The coronavirus pandemic has brought the Rio Carnival to a halt, which has been celebrated for more than a century and continued even during the Spanish flu pandemic and both World Wars. Despite labor strikes, political repression and a dengue outbreak, the carnival managed to take place. However, the pandemic has led to the indefinite suspension of the parade for the first time since 1932, when Rio’s samba parade became official. The cancellation of the carnival parade is a significant loss of revenue and denies citizens the much-needed catharsis. Rio de Janeiro has been hit hard by the pandemic, and the virus has killed more than 18,000 people in the state of 16 million people.

Many dancers, choreographers, costume makers, and set designers have been affected by the cancellation of the parade. They come together for months to build elaborate floats mounted on trucks, try on costumes, and rehearse choreography. The coronavirus pandemic has also affected the livelihood of the families involved in creating the costumes and floats.

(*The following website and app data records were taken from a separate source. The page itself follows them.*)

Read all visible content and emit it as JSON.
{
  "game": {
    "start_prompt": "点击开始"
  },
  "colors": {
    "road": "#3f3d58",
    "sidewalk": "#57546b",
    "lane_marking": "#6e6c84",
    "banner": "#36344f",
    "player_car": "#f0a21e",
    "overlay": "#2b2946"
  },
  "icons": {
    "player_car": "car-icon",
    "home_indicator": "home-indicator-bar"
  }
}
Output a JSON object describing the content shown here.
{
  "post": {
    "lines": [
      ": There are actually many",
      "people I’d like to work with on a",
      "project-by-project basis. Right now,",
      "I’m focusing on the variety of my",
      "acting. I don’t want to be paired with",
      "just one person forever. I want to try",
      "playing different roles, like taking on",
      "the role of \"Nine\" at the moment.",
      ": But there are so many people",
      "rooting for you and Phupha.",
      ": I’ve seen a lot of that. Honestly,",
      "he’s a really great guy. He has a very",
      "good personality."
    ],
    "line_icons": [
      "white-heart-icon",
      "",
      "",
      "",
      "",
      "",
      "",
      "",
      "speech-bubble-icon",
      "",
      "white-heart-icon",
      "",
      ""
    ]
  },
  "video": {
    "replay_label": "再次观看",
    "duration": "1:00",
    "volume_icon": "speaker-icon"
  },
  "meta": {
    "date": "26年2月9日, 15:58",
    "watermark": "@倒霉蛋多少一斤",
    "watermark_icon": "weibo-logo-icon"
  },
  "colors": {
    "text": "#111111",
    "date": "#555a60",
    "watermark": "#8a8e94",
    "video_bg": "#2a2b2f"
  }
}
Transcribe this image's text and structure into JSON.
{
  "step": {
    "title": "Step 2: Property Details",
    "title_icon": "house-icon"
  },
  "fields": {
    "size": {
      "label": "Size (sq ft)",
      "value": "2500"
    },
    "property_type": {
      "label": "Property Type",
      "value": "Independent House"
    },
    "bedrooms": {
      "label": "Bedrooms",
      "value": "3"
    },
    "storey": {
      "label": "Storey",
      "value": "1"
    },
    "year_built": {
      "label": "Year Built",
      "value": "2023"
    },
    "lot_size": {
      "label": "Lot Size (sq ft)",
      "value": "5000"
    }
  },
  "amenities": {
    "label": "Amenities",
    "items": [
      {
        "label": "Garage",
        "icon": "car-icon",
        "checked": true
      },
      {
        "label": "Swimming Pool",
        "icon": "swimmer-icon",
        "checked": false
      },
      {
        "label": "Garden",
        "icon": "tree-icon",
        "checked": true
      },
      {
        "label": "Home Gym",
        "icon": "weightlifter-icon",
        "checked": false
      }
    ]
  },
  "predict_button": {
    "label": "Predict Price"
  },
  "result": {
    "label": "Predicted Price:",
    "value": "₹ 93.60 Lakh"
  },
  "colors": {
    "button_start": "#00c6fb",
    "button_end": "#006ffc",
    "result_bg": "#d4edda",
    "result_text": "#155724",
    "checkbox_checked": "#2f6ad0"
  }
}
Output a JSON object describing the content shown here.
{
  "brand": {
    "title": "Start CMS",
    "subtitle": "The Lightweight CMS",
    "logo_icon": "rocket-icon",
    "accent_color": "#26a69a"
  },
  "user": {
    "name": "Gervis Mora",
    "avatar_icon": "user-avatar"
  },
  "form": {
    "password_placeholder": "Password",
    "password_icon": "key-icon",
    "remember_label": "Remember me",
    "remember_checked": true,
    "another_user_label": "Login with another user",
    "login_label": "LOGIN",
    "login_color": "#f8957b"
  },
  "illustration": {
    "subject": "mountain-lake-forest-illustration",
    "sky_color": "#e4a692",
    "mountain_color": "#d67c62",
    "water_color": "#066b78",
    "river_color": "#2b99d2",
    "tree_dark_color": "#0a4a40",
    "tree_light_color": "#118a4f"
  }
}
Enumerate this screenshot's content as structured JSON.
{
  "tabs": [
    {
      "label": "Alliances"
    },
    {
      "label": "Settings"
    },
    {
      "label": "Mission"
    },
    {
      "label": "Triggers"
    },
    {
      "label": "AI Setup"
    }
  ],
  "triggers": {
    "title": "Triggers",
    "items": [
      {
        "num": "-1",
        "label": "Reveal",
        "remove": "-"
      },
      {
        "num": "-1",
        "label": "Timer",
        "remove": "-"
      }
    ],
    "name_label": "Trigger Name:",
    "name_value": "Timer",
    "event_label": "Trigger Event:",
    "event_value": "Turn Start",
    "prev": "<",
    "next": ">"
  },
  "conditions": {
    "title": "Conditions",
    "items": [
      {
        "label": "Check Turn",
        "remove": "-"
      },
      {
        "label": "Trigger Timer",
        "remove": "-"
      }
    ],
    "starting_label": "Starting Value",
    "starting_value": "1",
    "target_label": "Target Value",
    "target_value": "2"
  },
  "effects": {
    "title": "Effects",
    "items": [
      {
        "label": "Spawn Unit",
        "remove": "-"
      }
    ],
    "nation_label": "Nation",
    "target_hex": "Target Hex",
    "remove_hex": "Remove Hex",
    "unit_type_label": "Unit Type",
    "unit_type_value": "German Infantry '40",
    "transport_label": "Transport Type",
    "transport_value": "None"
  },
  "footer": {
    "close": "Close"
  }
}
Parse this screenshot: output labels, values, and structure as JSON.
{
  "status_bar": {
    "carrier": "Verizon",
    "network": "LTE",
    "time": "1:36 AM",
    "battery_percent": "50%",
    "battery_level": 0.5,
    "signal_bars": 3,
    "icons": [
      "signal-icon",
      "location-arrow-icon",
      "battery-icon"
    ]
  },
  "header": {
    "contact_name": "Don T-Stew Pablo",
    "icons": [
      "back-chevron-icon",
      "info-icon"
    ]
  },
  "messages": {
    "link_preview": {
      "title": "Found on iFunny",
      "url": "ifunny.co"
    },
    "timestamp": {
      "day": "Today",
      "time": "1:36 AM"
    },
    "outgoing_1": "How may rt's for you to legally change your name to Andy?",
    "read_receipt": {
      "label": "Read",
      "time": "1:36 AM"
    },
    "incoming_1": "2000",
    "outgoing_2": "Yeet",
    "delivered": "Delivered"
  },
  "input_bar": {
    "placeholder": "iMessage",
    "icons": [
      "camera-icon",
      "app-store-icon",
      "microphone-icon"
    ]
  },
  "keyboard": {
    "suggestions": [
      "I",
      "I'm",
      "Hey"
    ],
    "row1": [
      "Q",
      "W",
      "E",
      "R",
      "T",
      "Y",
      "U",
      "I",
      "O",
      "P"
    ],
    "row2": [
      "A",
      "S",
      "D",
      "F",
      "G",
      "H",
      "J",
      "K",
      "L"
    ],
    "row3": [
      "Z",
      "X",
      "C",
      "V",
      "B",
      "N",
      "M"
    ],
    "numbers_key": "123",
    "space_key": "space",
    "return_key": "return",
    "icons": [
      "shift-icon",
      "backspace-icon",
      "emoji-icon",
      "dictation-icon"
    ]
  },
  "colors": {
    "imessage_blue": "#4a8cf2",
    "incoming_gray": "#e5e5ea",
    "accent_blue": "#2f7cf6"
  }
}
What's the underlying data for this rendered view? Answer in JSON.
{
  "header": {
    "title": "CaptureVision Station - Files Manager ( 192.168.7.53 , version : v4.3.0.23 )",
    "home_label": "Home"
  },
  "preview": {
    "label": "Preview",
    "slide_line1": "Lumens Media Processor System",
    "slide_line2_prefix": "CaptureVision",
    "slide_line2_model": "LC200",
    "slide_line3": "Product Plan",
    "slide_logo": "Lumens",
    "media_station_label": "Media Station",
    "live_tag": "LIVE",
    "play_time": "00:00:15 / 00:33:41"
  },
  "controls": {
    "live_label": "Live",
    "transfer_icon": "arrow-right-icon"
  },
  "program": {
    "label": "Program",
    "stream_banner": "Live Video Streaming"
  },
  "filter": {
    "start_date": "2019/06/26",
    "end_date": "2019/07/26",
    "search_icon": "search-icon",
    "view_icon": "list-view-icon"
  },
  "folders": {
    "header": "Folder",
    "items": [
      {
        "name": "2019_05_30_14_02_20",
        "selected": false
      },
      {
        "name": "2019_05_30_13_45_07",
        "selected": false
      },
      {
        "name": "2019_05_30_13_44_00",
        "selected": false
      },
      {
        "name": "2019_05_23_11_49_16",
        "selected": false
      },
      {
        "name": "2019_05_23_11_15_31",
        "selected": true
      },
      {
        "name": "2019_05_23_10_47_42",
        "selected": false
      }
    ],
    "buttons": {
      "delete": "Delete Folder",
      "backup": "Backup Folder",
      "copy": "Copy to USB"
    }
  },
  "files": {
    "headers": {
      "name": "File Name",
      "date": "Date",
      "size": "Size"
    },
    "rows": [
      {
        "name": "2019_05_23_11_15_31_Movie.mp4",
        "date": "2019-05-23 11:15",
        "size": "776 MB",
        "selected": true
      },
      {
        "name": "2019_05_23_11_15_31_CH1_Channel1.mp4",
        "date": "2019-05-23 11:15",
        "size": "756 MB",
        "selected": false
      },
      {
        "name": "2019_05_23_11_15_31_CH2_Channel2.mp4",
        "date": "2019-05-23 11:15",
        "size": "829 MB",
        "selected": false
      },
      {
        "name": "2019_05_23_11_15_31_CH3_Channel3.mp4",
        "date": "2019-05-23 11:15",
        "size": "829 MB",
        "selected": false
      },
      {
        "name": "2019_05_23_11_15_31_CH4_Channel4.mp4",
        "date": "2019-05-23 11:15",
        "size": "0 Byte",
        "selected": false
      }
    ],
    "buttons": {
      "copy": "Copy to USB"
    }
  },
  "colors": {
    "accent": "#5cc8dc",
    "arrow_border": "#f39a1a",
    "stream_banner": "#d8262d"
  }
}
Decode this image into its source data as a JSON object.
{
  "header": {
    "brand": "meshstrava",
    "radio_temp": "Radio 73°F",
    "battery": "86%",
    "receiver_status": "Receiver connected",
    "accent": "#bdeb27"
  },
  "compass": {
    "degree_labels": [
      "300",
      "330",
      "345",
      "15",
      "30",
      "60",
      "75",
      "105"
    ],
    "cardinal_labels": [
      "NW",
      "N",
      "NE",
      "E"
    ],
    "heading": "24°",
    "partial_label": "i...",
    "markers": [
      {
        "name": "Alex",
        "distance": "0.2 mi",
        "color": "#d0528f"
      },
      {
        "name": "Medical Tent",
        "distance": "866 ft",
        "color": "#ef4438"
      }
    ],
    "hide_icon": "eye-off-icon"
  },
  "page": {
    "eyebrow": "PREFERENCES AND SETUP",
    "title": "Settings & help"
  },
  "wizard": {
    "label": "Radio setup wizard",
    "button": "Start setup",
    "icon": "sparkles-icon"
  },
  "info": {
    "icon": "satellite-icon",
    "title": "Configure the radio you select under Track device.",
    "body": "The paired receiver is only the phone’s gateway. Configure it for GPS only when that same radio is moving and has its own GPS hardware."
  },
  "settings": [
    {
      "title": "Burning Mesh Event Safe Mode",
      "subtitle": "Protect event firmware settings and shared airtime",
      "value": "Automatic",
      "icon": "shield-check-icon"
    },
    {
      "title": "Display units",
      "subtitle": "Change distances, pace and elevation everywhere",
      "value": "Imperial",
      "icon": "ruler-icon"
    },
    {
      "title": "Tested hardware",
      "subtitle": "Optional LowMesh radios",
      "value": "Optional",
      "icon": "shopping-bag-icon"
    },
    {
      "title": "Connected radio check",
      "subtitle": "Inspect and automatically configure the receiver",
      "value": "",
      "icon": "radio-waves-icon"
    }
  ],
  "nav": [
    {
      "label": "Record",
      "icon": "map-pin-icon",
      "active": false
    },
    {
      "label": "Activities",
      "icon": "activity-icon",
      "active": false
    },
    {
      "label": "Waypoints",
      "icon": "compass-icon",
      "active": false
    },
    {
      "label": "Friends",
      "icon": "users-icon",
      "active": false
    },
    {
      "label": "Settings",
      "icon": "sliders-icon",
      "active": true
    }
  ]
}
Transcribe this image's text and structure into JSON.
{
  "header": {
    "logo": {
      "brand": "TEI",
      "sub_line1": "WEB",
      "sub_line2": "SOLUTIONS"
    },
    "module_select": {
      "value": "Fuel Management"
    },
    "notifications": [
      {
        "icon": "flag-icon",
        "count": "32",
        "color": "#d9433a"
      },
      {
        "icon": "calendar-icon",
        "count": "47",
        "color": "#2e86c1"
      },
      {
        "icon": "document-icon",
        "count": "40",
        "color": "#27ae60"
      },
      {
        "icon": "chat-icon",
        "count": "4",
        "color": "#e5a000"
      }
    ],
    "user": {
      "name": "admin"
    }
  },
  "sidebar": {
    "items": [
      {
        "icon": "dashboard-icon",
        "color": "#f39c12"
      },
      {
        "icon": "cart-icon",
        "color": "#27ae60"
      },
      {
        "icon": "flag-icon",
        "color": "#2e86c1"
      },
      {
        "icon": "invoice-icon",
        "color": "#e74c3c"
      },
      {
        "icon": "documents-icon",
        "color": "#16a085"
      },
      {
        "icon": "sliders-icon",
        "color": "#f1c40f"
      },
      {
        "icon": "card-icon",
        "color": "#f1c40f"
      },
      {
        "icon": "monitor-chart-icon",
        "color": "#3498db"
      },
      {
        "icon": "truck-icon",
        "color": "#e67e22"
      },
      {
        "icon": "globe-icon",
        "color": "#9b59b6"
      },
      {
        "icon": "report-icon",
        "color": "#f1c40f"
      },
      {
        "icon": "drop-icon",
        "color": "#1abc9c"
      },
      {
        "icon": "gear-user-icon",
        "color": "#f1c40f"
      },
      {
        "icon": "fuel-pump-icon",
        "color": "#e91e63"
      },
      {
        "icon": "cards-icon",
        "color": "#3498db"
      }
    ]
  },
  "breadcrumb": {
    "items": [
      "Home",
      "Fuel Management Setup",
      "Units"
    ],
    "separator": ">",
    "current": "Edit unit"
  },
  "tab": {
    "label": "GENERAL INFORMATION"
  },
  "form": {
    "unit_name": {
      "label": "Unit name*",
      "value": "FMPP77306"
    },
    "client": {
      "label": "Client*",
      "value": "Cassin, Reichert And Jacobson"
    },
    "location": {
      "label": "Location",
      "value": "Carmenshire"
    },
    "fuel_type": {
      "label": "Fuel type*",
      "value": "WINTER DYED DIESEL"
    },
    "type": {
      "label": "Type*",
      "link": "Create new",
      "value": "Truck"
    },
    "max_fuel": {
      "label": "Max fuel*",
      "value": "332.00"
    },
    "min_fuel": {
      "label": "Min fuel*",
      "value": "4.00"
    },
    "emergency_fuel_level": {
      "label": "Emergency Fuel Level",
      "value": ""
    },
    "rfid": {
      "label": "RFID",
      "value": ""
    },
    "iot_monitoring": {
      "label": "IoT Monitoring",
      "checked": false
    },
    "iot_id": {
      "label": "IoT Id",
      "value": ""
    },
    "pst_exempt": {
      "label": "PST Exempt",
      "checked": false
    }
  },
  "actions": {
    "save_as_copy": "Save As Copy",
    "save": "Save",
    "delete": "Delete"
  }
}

They have been making masks instead of dresses and outfits, earning only 30% of what they usually make in a regular year. The pandemic has prevented the samba performances, which in recent years have called out corruption, police brutality, structural inequality, and racism using satire and allegory. The cancellation has robbed politicians of accountability, and the carnival will not synthesize the themes of the year for the people. The people of Rio are being given food baskets to cope with the deep economic crisis caused by the pandemic.